## Saved data entries

┄┄┄┄┄┄┄┄┄┄┄┄┄┄┄┄┄┄┄┄

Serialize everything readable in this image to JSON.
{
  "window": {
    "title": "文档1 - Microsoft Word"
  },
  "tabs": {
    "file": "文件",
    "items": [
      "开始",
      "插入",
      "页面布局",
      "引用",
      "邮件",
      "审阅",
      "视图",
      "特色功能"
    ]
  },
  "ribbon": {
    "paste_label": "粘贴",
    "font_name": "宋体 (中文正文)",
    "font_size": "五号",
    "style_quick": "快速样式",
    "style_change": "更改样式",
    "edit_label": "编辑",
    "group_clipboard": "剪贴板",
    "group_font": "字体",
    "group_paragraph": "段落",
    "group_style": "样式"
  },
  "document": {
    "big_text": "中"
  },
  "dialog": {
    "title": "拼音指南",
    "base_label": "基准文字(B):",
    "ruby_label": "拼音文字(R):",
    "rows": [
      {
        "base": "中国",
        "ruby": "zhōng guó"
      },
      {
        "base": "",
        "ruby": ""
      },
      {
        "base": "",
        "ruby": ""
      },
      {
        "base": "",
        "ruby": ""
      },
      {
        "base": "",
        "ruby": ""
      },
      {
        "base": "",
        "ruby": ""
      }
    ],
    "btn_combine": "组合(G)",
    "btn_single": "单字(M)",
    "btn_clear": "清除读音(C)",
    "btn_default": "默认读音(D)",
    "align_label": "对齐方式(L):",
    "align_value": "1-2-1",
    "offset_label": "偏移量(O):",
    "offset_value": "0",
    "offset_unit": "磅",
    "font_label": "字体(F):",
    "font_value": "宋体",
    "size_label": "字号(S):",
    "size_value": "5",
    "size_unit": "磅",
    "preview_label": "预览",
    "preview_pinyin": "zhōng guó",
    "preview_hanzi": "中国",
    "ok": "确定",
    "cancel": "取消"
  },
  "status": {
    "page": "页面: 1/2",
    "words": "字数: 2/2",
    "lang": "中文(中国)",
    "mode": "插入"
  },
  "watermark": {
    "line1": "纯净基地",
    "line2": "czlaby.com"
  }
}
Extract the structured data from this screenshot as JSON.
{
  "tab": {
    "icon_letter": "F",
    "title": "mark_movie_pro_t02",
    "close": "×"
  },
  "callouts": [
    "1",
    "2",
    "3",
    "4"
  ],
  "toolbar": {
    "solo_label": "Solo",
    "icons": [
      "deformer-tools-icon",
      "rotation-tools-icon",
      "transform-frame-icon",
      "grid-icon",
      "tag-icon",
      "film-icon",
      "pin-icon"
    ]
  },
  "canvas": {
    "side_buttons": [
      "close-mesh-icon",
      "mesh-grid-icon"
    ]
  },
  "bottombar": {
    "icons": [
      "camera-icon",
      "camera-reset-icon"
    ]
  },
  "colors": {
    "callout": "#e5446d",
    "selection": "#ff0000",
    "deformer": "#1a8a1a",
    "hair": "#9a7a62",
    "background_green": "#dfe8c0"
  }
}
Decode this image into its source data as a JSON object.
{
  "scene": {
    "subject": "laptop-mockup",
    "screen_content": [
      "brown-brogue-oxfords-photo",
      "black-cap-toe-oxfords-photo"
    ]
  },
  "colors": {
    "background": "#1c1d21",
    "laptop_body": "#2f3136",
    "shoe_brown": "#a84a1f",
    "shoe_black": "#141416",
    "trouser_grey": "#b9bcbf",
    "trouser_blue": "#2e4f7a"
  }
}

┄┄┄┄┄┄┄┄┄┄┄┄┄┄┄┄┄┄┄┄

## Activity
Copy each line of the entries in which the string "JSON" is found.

## Answer to the problem
Serialize everything readable in this image to JSON.
Extract the structured data from this screenshot as JSON.
Decode this image into its source data as a JSON object.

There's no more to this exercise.